Sports are important for the healthy development of the individual and for the health of the high school community. Too many Americans already suffer heart disease and other weight-related illnesses. Sports foster active lifestyles and promote long-lasting health. Swimming keeps me active and healthy. Sports promote physical and social development to complement emotional and mental development during high school. Without sports, the school is not whole. Sports give students a reason to be proud of their school, and they get kids involved in school activities. Most importantly, sports keep kids in school. Students will do surprising things to stay eligible for sports. When school is bad, sports are the lifeline. For me, swimming makes high school worthwhile.
Apparently, the school board intends to cut all individual sports, on the rationale that students could continue to do those sports without school sponsorship. This is fallacy, the flimsiest of all rationalizations. Sports, whether “individual” or “team,” teach kids to work and play on teams.
All high school sports are team sports. I love high school swimming precisely because it gives me an opportunity to swim on a team. I love the team spirit and support, an atmosphere club swimming doesn’t provide. And while private clubs offer opportunities for some sports, club sports are expensive. Many students will be priced out of sports without public funding.

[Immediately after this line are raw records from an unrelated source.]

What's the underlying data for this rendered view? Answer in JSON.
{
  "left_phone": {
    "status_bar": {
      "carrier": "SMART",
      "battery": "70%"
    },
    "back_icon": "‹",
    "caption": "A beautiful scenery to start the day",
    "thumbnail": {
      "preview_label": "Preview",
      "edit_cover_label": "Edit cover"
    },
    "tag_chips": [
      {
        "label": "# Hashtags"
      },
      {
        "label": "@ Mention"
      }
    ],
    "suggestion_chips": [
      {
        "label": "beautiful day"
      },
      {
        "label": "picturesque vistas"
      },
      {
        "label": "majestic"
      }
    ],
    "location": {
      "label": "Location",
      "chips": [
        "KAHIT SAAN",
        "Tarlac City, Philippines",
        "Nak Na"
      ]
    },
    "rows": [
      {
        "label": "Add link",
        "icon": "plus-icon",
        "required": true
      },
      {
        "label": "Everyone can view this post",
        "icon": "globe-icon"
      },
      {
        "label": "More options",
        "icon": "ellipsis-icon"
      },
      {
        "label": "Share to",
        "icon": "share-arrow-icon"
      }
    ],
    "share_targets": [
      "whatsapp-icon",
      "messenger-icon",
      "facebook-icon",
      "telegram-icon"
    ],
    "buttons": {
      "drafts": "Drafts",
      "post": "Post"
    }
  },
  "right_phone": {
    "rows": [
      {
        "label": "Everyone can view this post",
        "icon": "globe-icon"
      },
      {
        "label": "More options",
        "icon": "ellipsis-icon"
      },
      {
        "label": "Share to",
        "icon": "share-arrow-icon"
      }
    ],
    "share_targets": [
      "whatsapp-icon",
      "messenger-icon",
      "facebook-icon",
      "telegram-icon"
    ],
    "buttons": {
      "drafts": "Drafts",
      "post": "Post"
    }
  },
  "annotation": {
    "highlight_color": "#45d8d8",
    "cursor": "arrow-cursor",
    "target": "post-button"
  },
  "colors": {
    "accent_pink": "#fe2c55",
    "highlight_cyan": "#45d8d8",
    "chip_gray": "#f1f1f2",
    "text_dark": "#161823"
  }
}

As much as I believe in high school sports as a critical element of public education, I understand that the district has an obligation to educate students. Before it cuts teachers and prevents kids from learning to read and write, the district must cut sports. Thus, the only responsible course of action is to cut all school sports. It is unfair to choose some sports over others. If student athletes must suffer, let the pain be felt equally.

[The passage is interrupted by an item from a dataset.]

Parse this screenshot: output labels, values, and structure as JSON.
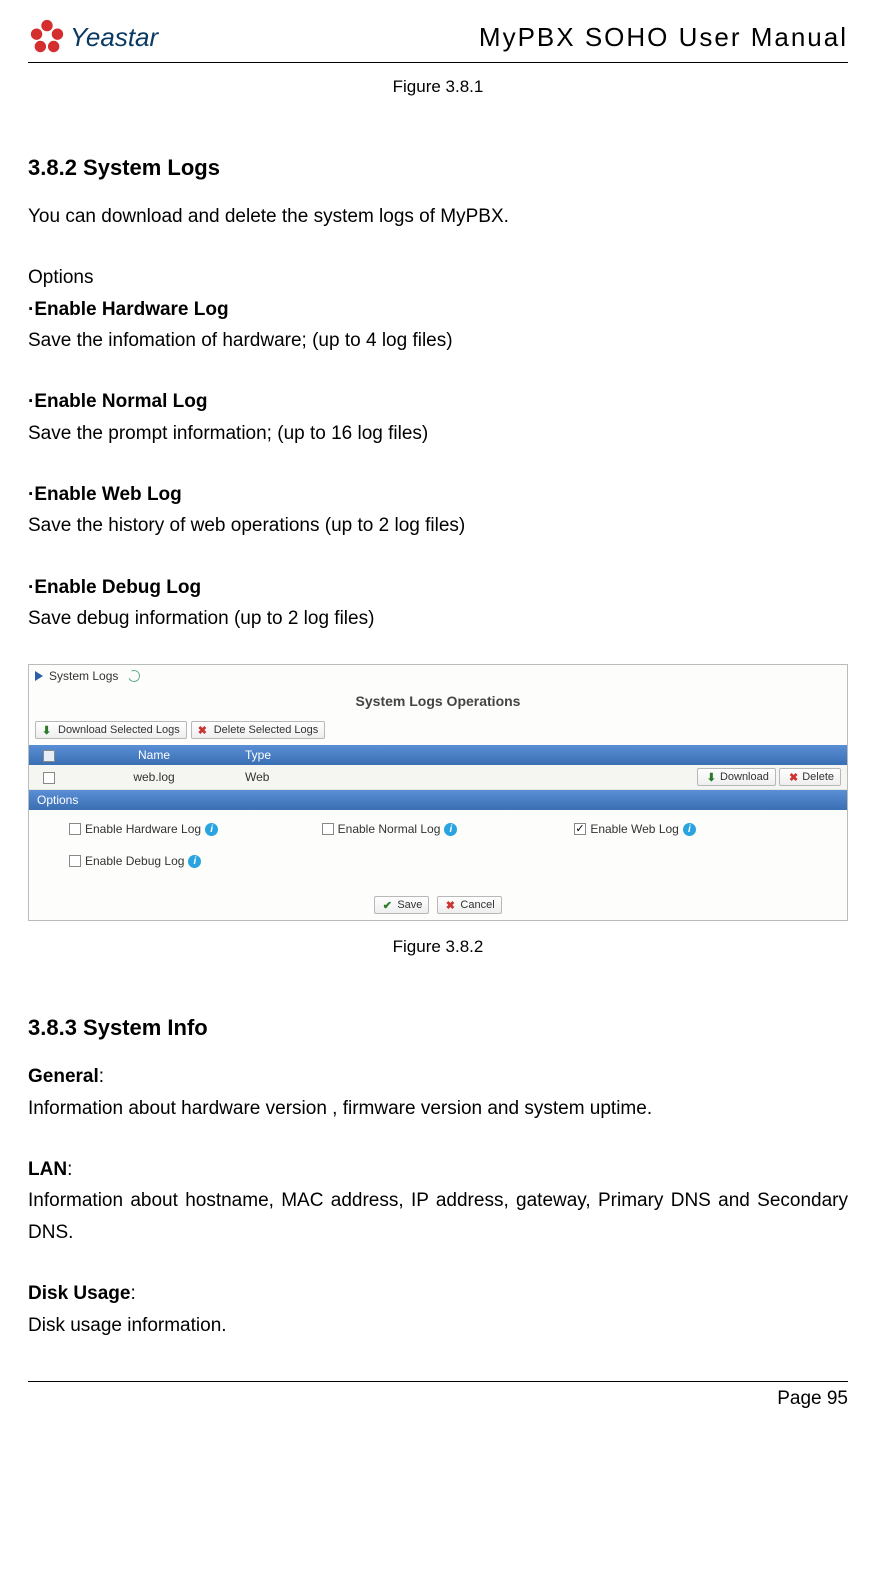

In a year and a half, I will be in college. I will leave Hood River and leave high school behind. I am confident that with the education I receive at HRVHS I will be well prepared for any college. But what else will I take with me? Is high school merely preparation for college and life, to be forgotten when we leave? What about proud accomplishments and treasured memories? I love Hood River, and I intend to return. I don’t want to return to see an empty shell of a high school and a heartless community.
Sadly, all this is being shattered for the lack of a few thousand dollars. Cutting half the high school sports will save the district $64,000. In the grand scheme of things, this is pennies. Out of a state budget of $11 billion, Hood River County School District needs just $64,000 more to continue to give its students a chance to run, swim, ski, play tennis, and simply have fun. This is not government; it is neglect. I ask the legislature and the governor, “Have you gone mad? Have you forgotten?”
This is not leadership, it is abandonment. Of the 90 legislators, and the governor, is there no one who played high school sports? Is there no one with the courage to stand up for public schools? The time for compromise is past. Now, our “leaders” must stand and deliver. If they cannot, they must resign.
Brother Ted, can you spare a dime?
Henry Burton is a junior at HRVHS.